=== DATA SHOWN ===
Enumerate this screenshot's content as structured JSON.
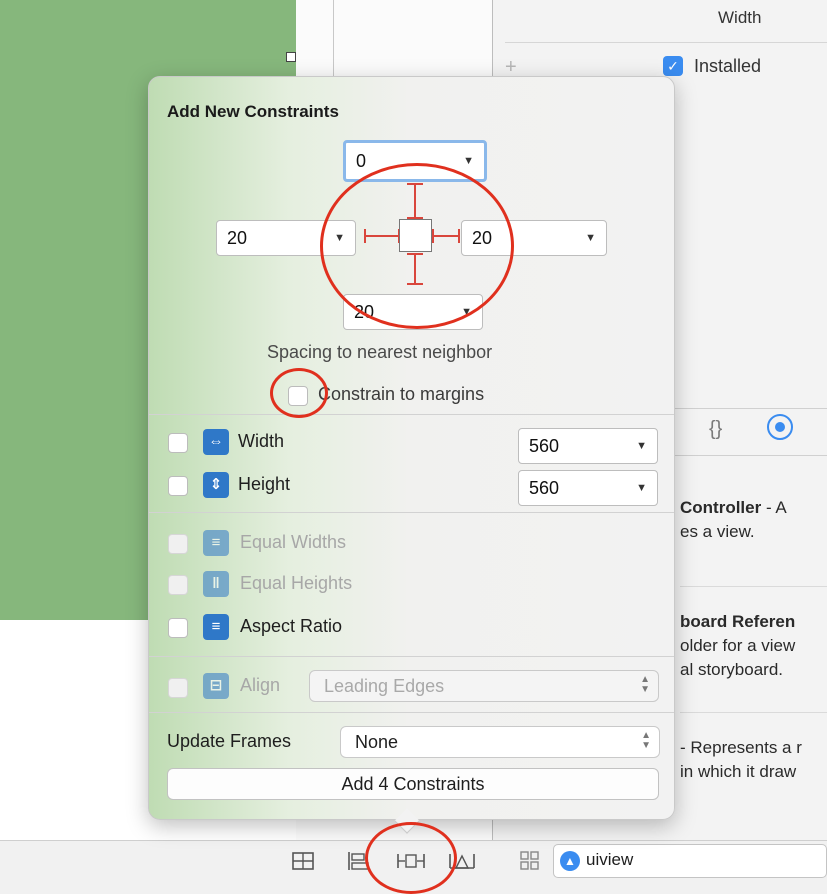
{
  "inspector": {
    "width_label": "Width",
    "plus": "+",
    "installed_check": "✓",
    "installed_label": "Installed",
    "braces_icon": "{}",
    "library": [
      {
        "title": "Controller",
        "rest": " - A",
        "line2": "es a view."
      },
      {
        "title": "board Referen",
        "line2": "older for a view",
        "line3": "al storyboard."
      },
      {
        "line1": "- Represents a r",
        "line2": "in which it draw"
      }
    ]
  },
  "popover": {
    "title": "Add New Constraints",
    "spacing": {
      "top": "0",
      "left": "20",
      "right": "20",
      "bottom": "20",
      "arrow": "▼"
    },
    "spacing_caption": "Spacing to nearest neighbor",
    "constrain_to_margins": {
      "label": "Constrain to margins",
      "checked": false
    },
    "width": {
      "label": "Width",
      "value": "560",
      "checked": false
    },
    "height": {
      "label": "Height",
      "value": "560",
      "checked": false
    },
    "equal_widths": {
      "label": "Equal Widths",
      "enabled": false
    },
    "equal_heights": {
      "label": "Equal Heights",
      "enabled": false
    },
    "aspect_ratio": {
      "label": "Aspect Ratio",
      "checked": false
    },
    "align": {
      "label": "Align",
      "value": "Leading Edges",
      "enabled": false
    },
    "update_frames": {
      "label": "Update Frames",
      "value": "None"
    },
    "add_button": "Add 4 Constraints"
  },
  "bottom_bar": {
    "icons": [
      "embed-in-stack-icon",
      "align-icon",
      "pin-icon",
      "resolve-issues-icon"
    ],
    "filter_text": "uiview"
  },
  "colors": {
    "accent": "#3a8cf0",
    "constraint_red": "#d9463c",
    "annotation_red": "#e0301e",
    "canvas_green": "#86b77c"
  }
}
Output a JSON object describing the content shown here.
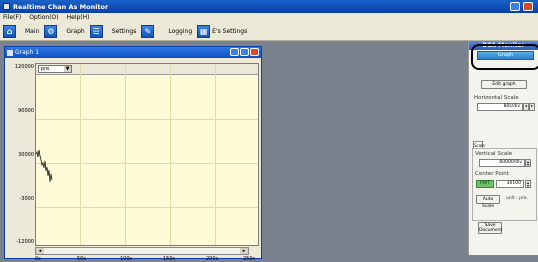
{
  "window": {
    "title": "Realtime Chan As Monitor"
  },
  "menu": [
    "File(F)",
    "Option(O)",
    "Help(H)"
  ],
  "toolbar": {
    "items": [
      {
        "label": "Main",
        "glyph": "⚙"
      },
      {
        "label": "Graph",
        "glyph": "☰"
      },
      {
        "label": "Settings",
        "glyph": "✎"
      },
      {
        "label": "Logging",
        "glyph": "▦"
      }
    ],
    "extra_label": "E's Settings"
  },
  "graph_window": {
    "title": "Graph 1",
    "unit_select": "pre.",
    "y_ticks": [
      "120000",
      "90000",
      "30000",
      "-3000",
      "-12000"
    ],
    "x_ticks": [
      "0s",
      "50s",
      "100s",
      "150s",
      "200s",
      "250s"
    ]
  },
  "panel": {
    "header": "BCA Monitor",
    "graph_button": "Graph",
    "edit_graph_button": "Edit graph",
    "horizontal_scale_label": "Horizontal Scale",
    "horizontal_scale_value": "80s/div",
    "tab_label": "Scale",
    "vertical_scale_label": "Vertical Scale",
    "vertical_scale_value": "60000/div",
    "center_point_label": "Center Point",
    "center_point_badge": "PWT",
    "center_point_value": "30100",
    "auto_scale_button": "Auto Scale",
    "unit_text": "unit : pre.",
    "save_button": "Save Document"
  }
}
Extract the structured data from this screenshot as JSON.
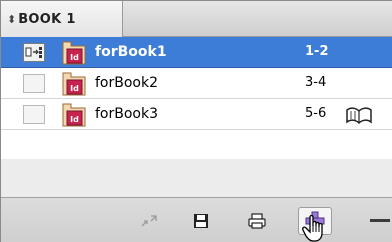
{
  "panel": {
    "tab": {
      "arrows": "⬍",
      "label": "BOOK 1"
    }
  },
  "documents": [
    {
      "name": "forBook1",
      "pages": "1-2",
      "selected": true,
      "status_icon": "sync-source-icon",
      "extra_icon": ""
    },
    {
      "name": "forBook2",
      "pages": "3-4",
      "selected": false,
      "status_icon": "",
      "extra_icon": ""
    },
    {
      "name": "forBook3",
      "pages": "5-6",
      "selected": false,
      "status_icon": "",
      "extra_icon": "open-book-icon"
    }
  ],
  "doc_icon_label": "Id",
  "toolbar": {
    "buttons": [
      "synchronize-icon",
      "save-icon",
      "print-icon",
      "add-document-icon",
      "remove-document-icon"
    ]
  },
  "colors": {
    "selection": "#3d7dd8",
    "indesign_icon": "#c8234f"
  }
}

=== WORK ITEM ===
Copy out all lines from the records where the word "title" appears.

=== WORKED SOLUTION ===
        "title": "Controller",
        "title": "board Referen",
    "title": "Add New Constraints",
    "title": "Realtime Chan As Monitor"
    "title": "Graph 1",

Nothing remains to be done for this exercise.